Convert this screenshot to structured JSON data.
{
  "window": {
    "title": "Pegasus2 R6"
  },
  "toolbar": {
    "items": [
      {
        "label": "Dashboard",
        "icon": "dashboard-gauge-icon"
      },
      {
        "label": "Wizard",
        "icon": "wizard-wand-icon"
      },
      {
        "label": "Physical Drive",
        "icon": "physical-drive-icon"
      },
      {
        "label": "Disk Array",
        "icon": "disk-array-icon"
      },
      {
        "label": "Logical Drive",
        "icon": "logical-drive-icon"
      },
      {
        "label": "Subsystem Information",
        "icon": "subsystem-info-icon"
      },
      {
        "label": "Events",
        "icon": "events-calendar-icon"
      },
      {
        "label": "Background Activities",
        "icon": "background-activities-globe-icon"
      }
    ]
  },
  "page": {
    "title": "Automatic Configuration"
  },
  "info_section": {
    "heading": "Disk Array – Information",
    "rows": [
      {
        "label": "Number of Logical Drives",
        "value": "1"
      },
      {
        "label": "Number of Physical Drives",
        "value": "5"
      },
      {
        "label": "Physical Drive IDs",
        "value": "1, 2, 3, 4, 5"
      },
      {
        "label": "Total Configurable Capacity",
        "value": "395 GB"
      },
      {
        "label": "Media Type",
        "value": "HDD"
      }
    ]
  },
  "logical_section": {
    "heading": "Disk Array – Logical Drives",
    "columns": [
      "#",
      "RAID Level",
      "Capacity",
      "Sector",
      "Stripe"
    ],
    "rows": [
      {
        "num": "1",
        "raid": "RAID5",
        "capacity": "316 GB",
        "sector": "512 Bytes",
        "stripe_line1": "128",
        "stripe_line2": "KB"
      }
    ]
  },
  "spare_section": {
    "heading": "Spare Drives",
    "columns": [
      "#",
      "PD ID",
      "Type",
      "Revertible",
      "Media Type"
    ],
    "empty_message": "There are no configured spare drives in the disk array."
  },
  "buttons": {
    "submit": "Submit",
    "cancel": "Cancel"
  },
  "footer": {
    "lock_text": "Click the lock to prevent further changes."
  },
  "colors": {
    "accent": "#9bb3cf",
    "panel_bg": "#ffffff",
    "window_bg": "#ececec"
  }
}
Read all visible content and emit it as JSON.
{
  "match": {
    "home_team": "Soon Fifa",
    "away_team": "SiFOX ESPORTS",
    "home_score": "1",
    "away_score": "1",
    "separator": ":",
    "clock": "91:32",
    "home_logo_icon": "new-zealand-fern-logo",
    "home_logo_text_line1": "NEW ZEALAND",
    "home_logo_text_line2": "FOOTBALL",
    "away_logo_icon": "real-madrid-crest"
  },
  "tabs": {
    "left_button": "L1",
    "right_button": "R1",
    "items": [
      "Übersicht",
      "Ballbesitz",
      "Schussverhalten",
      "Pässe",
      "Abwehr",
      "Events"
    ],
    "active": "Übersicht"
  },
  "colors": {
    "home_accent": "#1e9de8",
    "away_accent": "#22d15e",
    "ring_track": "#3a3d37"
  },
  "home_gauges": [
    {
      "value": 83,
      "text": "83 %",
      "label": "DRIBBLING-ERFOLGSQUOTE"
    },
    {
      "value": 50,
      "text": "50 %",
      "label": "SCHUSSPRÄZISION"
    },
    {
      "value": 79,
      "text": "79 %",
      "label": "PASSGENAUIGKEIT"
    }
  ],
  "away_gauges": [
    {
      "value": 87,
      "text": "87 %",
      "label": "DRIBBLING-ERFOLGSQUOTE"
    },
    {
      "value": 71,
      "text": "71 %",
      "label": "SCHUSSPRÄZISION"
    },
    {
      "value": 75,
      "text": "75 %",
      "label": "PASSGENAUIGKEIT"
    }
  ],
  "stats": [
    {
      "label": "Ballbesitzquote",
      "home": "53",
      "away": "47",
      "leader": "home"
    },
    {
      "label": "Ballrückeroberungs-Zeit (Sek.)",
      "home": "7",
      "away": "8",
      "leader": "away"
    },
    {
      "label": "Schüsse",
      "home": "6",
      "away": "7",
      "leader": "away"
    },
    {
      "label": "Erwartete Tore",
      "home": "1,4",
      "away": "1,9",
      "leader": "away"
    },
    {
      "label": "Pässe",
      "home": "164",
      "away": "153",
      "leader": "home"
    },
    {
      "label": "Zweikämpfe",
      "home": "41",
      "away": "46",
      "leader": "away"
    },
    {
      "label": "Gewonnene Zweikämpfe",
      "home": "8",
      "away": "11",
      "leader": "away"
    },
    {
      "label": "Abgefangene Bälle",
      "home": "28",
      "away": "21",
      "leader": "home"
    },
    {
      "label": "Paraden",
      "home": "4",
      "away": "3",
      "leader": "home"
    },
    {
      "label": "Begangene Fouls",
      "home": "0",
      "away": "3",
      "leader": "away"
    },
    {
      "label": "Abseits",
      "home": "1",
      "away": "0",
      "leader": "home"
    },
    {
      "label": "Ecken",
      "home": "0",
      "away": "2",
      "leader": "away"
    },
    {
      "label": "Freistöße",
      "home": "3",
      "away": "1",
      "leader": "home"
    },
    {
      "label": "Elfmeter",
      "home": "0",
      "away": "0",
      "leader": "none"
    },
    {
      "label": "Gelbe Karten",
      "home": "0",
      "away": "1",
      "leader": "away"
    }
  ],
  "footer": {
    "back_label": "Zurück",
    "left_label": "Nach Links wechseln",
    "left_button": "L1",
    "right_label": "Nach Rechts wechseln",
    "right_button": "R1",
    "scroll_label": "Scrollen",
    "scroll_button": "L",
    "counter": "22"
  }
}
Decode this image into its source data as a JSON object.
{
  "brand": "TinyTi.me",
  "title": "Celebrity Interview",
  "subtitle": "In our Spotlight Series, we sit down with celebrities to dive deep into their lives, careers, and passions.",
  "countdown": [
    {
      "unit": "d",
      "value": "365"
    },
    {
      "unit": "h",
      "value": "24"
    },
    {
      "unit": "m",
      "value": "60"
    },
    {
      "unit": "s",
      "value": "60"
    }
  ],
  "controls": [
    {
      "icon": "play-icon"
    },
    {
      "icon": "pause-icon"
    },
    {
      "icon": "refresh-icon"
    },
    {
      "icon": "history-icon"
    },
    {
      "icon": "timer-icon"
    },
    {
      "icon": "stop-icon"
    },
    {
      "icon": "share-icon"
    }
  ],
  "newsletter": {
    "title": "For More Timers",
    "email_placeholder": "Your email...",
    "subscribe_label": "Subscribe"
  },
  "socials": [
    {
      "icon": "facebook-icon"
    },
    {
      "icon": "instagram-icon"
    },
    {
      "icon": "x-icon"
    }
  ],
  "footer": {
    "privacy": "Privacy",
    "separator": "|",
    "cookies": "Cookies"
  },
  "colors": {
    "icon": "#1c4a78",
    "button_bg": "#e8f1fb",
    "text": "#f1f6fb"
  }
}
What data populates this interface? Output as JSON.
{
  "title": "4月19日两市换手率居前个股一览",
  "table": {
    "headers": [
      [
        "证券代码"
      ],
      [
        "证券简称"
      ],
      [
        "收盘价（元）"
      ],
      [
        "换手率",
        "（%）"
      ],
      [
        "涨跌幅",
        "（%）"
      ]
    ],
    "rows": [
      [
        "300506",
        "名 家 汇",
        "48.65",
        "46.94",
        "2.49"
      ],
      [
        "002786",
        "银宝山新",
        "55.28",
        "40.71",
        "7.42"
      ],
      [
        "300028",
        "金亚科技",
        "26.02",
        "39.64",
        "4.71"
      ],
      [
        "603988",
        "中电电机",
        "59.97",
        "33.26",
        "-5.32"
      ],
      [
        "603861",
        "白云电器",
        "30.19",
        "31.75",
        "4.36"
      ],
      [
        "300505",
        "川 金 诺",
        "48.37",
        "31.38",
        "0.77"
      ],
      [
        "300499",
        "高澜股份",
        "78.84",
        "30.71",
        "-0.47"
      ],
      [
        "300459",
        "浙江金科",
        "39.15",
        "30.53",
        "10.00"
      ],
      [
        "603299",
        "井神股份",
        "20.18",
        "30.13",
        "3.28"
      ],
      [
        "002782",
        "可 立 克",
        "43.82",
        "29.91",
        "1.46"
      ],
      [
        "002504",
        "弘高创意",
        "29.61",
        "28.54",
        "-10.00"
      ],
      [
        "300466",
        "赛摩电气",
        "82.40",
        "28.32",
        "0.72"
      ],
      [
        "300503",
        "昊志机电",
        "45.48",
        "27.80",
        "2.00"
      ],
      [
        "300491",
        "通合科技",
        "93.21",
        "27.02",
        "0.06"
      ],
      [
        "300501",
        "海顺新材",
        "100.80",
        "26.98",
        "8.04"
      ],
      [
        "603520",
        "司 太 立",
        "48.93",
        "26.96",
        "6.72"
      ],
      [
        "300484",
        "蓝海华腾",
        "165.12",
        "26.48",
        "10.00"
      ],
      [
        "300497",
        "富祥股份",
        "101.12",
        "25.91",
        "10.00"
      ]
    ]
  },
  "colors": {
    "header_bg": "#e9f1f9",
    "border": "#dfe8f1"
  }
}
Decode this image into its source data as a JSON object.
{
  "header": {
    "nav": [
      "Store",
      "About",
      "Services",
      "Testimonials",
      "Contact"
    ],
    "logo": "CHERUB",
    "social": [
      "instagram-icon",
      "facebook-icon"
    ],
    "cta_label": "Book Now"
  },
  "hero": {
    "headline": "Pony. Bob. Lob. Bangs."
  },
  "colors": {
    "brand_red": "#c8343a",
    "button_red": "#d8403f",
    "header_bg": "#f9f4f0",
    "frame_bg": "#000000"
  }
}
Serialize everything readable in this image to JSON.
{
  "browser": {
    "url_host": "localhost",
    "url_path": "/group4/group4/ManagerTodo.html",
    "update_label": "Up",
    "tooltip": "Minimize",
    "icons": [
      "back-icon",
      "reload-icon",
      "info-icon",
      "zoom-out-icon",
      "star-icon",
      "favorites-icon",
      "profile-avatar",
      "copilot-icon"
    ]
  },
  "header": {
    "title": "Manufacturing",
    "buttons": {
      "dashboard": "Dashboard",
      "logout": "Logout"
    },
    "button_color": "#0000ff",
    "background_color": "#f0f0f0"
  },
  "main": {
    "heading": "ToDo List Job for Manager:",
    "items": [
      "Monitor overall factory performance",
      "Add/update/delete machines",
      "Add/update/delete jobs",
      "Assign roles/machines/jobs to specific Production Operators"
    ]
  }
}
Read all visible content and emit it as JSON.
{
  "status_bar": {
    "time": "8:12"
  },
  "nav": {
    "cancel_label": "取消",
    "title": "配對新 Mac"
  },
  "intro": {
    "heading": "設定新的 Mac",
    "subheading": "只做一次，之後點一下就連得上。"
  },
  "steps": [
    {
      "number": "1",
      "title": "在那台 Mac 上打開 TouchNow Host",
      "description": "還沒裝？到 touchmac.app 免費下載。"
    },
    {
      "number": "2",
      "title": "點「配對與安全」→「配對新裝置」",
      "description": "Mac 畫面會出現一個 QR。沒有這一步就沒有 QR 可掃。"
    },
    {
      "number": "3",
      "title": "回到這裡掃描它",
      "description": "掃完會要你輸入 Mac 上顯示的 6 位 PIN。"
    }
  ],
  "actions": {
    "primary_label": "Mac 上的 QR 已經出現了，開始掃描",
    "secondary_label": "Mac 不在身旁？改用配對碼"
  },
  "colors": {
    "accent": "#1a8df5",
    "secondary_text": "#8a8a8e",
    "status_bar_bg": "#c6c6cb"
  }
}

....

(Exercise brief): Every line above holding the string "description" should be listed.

(Answer to the exercise):
      "description": "還沒裝？到 touchmac.app 免費下載。"
      "description": "Mac 畫面會出現一個 QR。沒有這一步就沒有 QR 可掃。"
      "description": "掃完會要你輸入 Mac 上顯示的 6 位 PIN。"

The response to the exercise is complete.